**PROBLEM**
The expected answer is the data below, printed verbatim without its pictures.

**RECORDS FOR THE EXERCISE**
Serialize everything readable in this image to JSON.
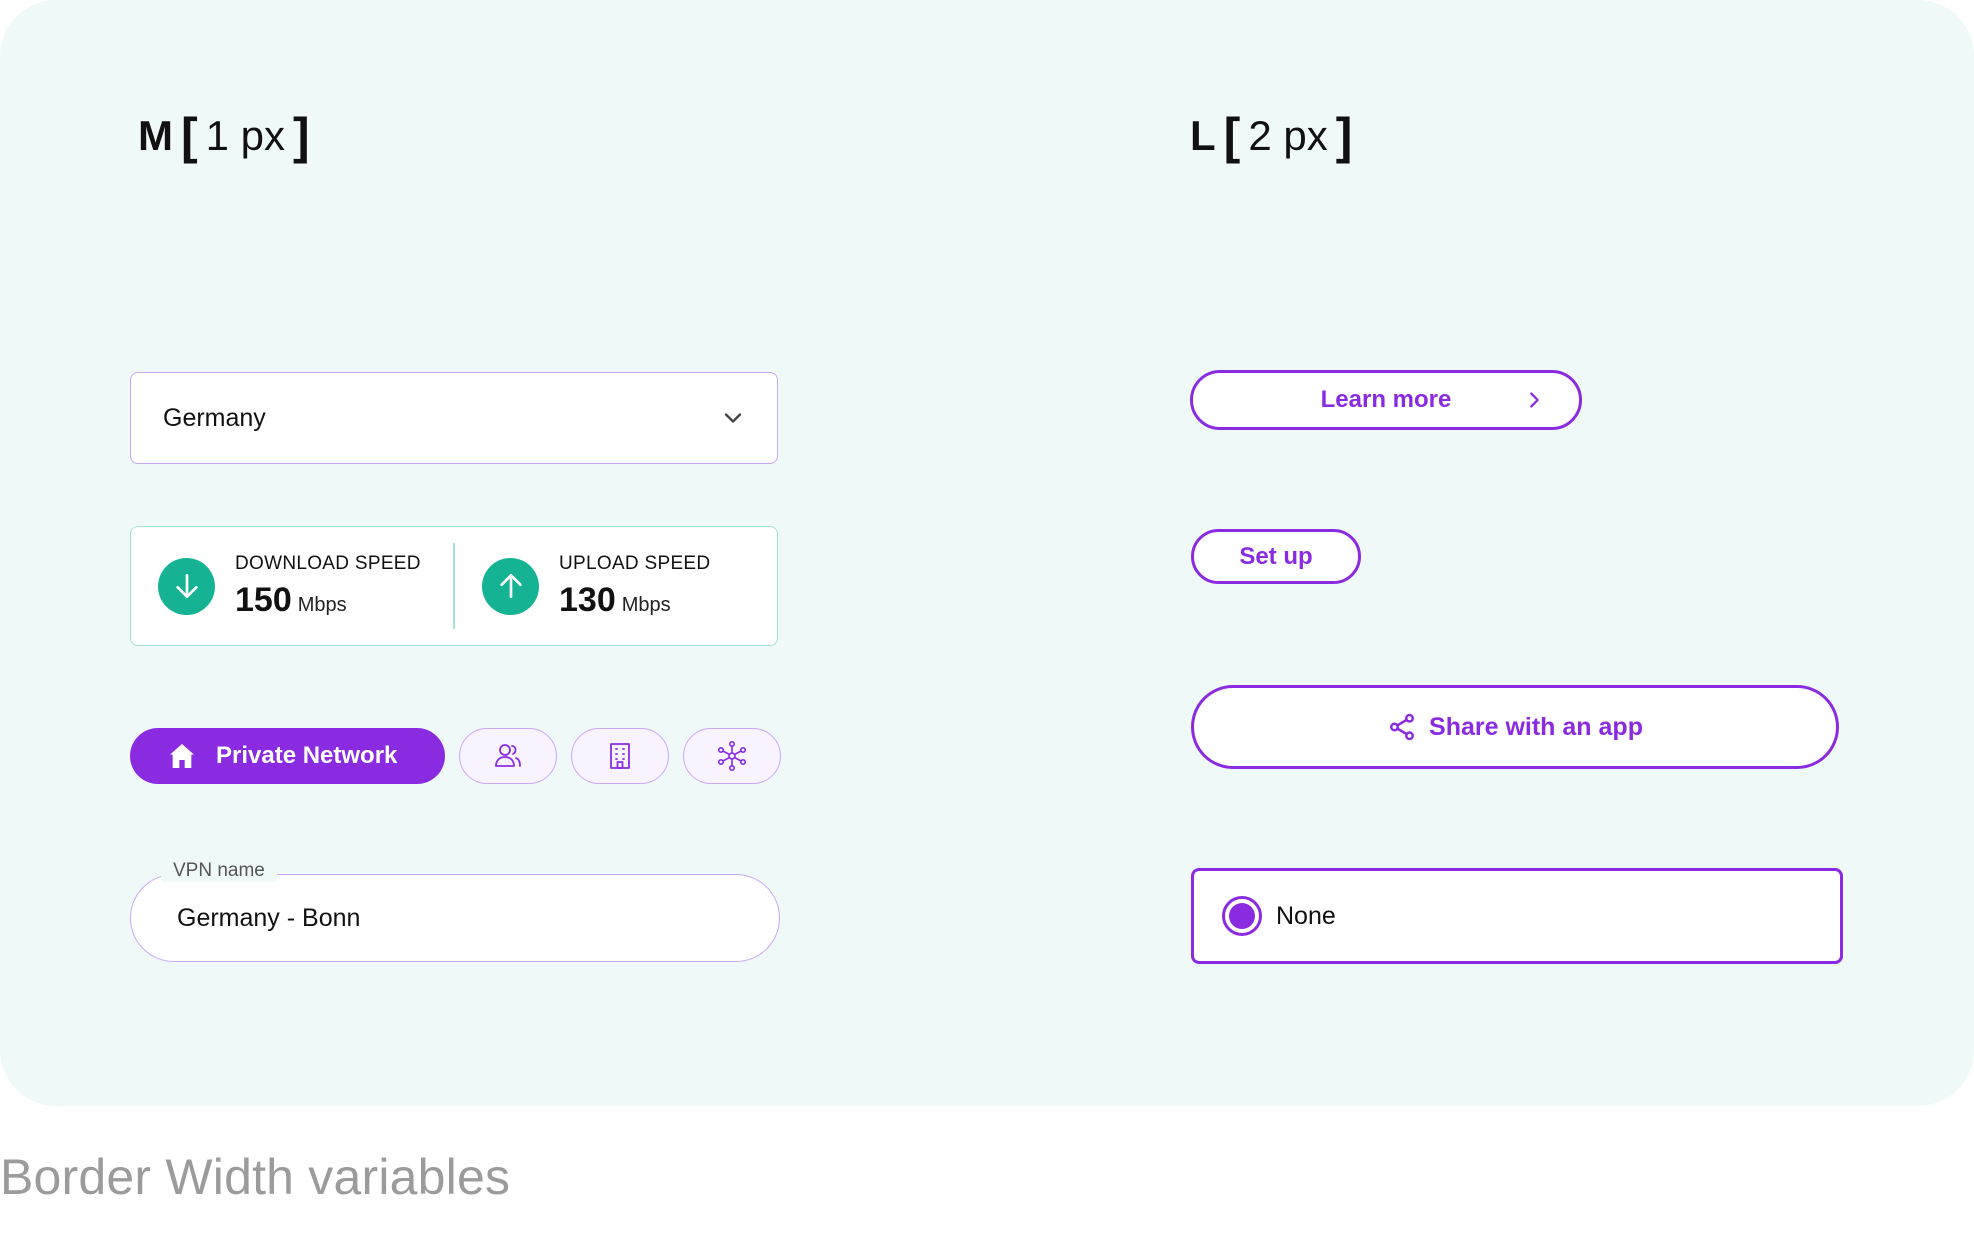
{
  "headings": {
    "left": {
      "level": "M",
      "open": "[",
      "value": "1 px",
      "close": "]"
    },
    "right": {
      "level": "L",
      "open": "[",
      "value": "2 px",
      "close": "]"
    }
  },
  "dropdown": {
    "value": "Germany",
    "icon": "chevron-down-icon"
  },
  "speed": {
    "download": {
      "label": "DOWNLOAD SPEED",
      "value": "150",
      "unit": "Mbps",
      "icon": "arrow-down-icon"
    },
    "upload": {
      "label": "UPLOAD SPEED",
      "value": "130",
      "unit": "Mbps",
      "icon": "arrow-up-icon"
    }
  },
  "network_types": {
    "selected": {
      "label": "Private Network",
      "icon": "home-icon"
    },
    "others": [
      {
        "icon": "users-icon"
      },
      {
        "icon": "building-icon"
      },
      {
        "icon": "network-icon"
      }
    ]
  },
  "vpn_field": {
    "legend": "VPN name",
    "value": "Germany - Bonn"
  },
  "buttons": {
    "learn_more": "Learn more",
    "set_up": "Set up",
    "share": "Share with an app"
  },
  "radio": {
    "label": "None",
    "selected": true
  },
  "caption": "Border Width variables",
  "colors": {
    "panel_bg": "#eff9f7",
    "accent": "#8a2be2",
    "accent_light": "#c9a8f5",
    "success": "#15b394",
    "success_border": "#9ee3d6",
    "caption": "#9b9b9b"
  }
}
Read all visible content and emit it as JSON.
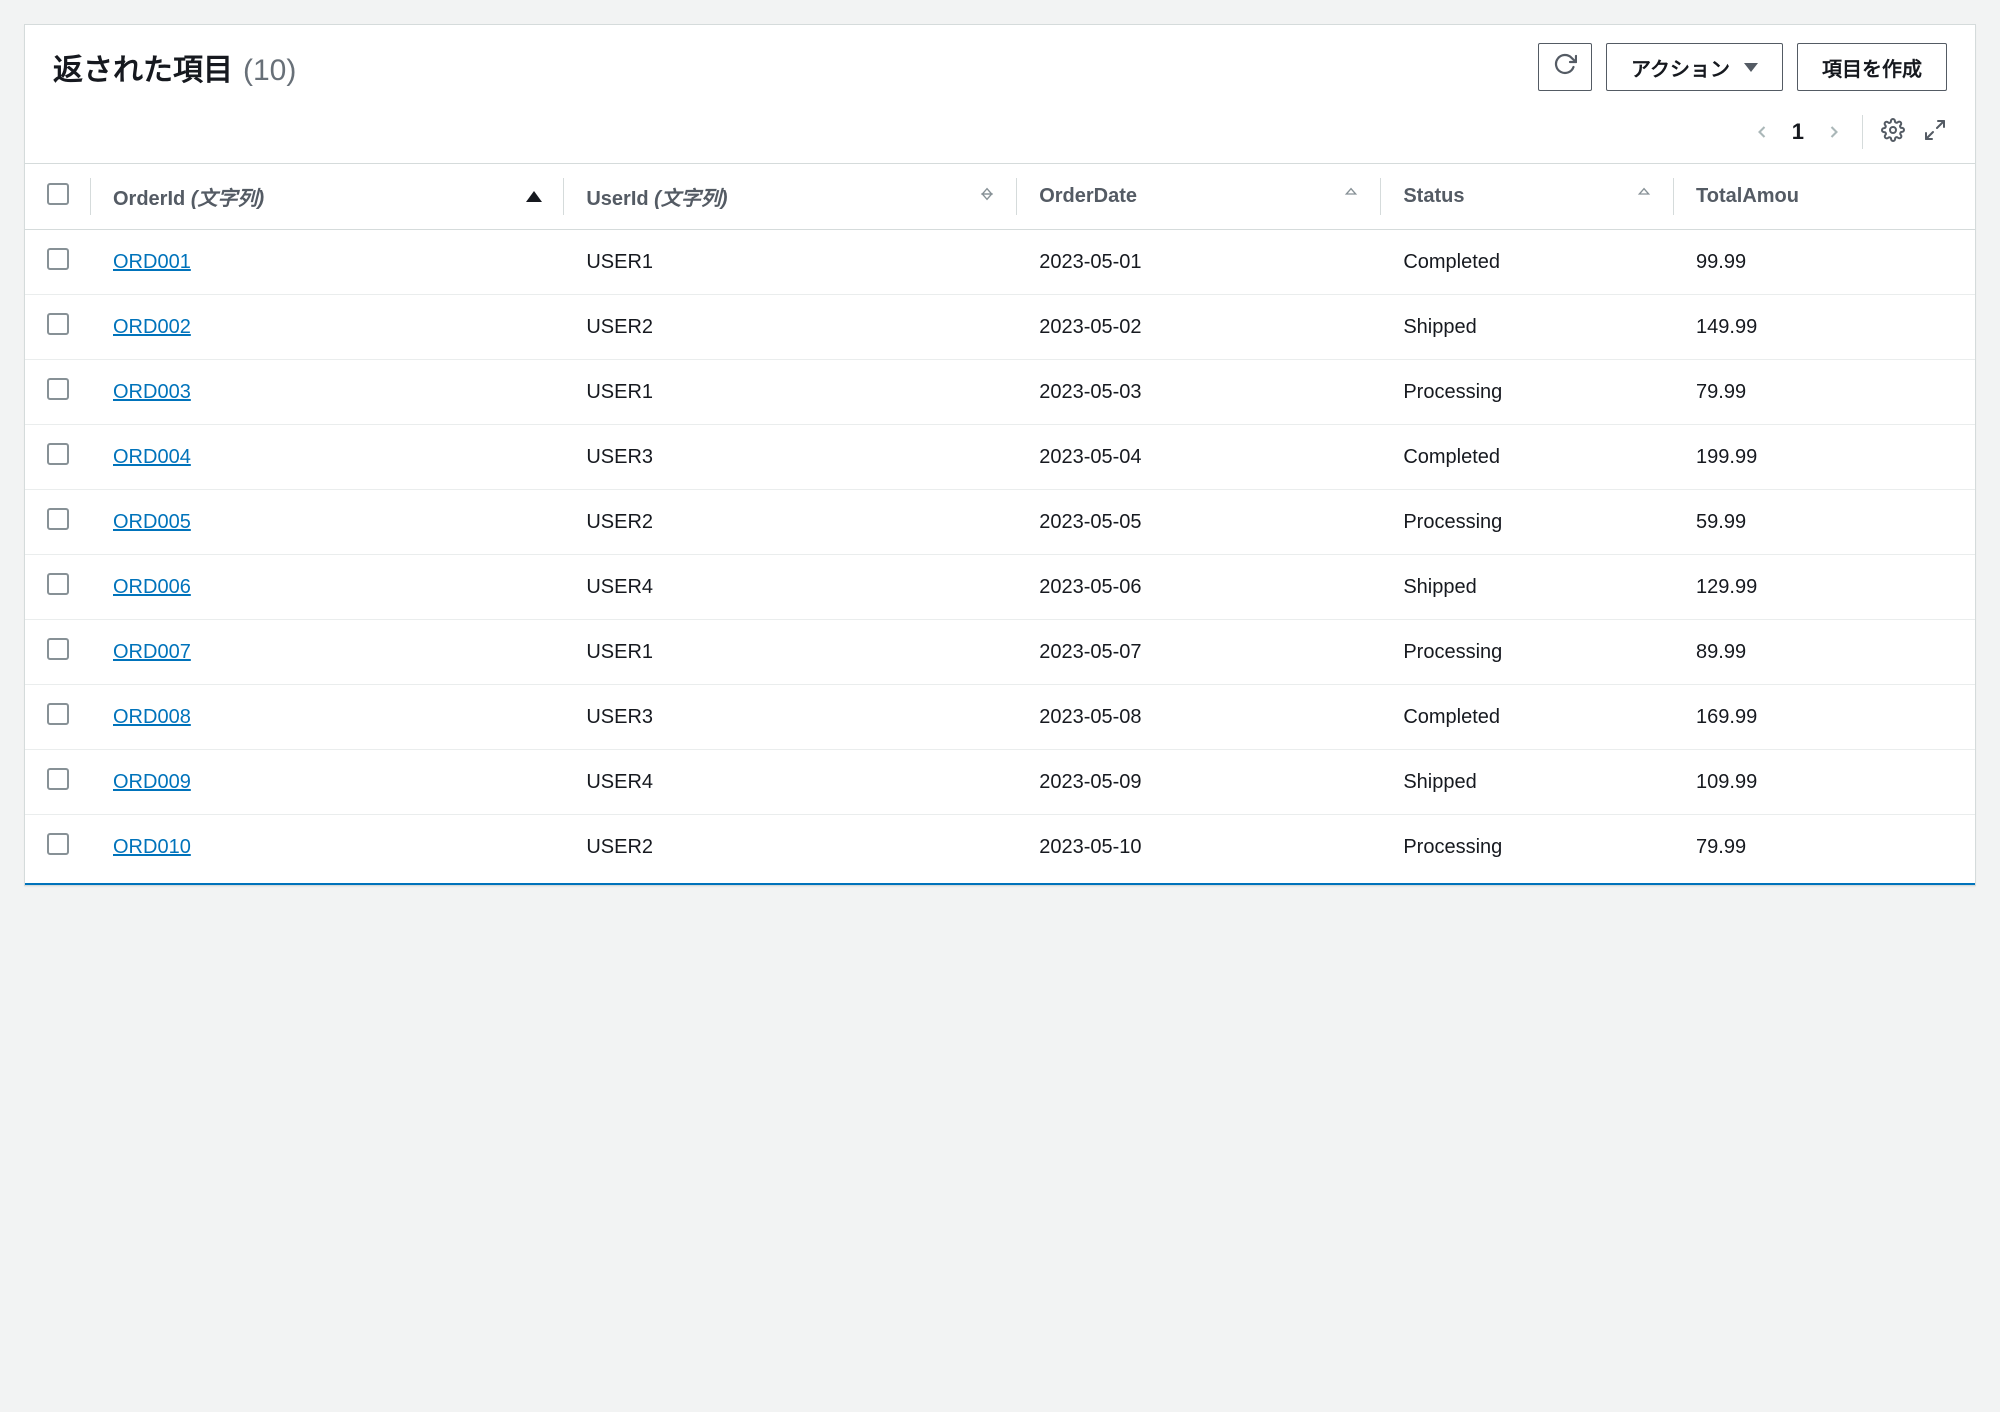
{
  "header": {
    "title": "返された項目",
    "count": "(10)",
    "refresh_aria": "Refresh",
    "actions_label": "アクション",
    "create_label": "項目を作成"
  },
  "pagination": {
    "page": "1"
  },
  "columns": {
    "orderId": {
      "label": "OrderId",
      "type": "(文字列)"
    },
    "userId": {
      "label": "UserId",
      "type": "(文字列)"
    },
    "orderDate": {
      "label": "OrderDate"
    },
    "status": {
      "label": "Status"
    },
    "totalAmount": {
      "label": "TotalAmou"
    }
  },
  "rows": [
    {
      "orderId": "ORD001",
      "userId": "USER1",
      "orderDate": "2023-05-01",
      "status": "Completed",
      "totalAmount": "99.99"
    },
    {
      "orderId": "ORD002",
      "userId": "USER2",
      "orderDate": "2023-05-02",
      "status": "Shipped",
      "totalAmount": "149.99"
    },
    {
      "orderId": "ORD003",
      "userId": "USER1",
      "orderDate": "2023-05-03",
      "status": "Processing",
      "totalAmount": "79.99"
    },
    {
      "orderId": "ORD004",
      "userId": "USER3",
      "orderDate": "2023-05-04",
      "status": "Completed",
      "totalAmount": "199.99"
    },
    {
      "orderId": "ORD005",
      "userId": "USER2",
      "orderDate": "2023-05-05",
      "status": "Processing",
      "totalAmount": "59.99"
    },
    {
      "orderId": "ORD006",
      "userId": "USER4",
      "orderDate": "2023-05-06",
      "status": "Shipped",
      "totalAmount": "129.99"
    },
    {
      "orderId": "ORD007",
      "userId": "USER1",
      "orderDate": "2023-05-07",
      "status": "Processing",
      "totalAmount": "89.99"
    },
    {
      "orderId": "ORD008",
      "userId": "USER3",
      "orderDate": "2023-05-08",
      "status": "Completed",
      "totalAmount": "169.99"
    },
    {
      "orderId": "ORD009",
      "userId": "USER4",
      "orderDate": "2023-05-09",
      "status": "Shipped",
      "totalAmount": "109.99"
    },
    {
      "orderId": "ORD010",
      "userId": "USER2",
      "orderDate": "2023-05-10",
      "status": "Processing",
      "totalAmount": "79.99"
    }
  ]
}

**WRITTEN REPLY**
Serialize everything readable in this image to JSON.
{
  "headings": {
    "left": {
      "level": "M",
      "open": "[",
      "value": "1 px",
      "close": "]"
    },
    "right": {
      "level": "L",
      "open": "[",
      "value": "2 px",
      "close": "]"
    }
  },
  "dropdown": {
    "value": "Germany",
    "icon": "chevron-down-icon"
  },
  "speed": {
    "download": {
      "label": "DOWNLOAD SPEED",
      "value": "150",
      "unit": "Mbps",
      "icon": "arrow-down-icon"
    },
    "upload": {
      "label": "UPLOAD SPEED",
      "value": "130",
      "unit": "Mbps",
      "icon": "arrow-up-icon"
    }
  },
  "network_types": {
    "selected": {
      "label": "Private Network",
      "icon": "home-icon"
    },
    "others": [
      {
        "icon": "users-icon"
      },
      {
        "icon": "building-icon"
      },
      {
        "icon": "network-icon"
      }
    ]
  },
  "vpn_field": {
    "legend": "VPN name",
    "value": "Germany - Bonn"
  },
  "buttons": {
    "learn_more": "Learn more",
    "set_up": "Set up",
    "share": "Share with an app"
  },
  "radio": {
    "label": "None",
    "selected": true
  },
  "caption": "Border Width variables",
  "colors": {
    "panel_bg": "#eff9f7",
    "accent": "#8a2be2",
    "accent_light": "#c9a8f5",
    "success": "#15b394",
    "success_border": "#9ee3d6",
    "caption": "#9b9b9b"
  }
}
Read all visible content and emit it as JSON.
{
  "header": {
    "title": "返された項目",
    "count": "(10)",
    "refresh_aria": "Refresh",
    "actions_label": "アクション",
    "create_label": "項目を作成"
  },
  "pagination": {
    "page": "1"
  },
  "columns": {
    "orderId": {
      "label": "OrderId",
      "type": "(文字列)"
    },
    "userId": {
      "label": "UserId",
      "type": "(文字列)"
    },
    "orderDate": {
      "label": "OrderDate"
    },
    "status": {
      "label": "Status"
    },
    "totalAmount": {
      "label": "TotalAmou"
    }
  },
  "rows": [
    {
      "orderId": "ORD001",
      "userId": "USER1",
      "orderDate": "2023-05-01",
      "status": "Completed",
      "totalAmount": "99.99"
    },
    {
      "orderId": "ORD002",
      "userId": "USER2",
      "orderDate": "2023-05-02",
      "status": "Shipped",
      "totalAmount": "149.99"
    },
    {
      "orderId": "ORD003",
      "userId": "USER1",
      "orderDate": "2023-05-03",
      "status": "Processing",
      "totalAmount": "79.99"
    },
    {
      "orderId": "ORD004",
      "userId": "USER3",
      "orderDate": "2023-05-04",
      "status": "Completed",
      "totalAmount": "199.99"
    },
    {
      "orderId": "ORD005",
      "userId": "USER2",
      "orderDate": "2023-05-05",
      "status": "Processing",
      "totalAmount": "59.99"
    },
    {
      "orderId": "ORD006",
      "userId": "USER4",
      "orderDate": "2023-05-06",
      "status": "Shipped",
      "totalAmount": "129.99"
    },
    {
      "orderId": "ORD007",
      "userId": "USER1",
      "orderDate": "2023-05-07",
      "status": "Processing",
      "totalAmount": "89.99"
    },
    {
      "orderId": "ORD008",
      "userId": "USER3",
      "orderDate": "2023-05-08",
      "status": "Completed",
      "totalAmount": "169.99"
    },
    {
      "orderId": "ORD009",
      "userId": "USER4",
      "orderDate": "2023-05-09",
      "status": "Shipped",
      "totalAmount": "109.99"
    },
    {
      "orderId": "ORD010",
      "userId": "USER2",
      "orderDate": "2023-05-10",
      "status": "Processing",
      "totalAmount": "79.99"
    }
  ]
}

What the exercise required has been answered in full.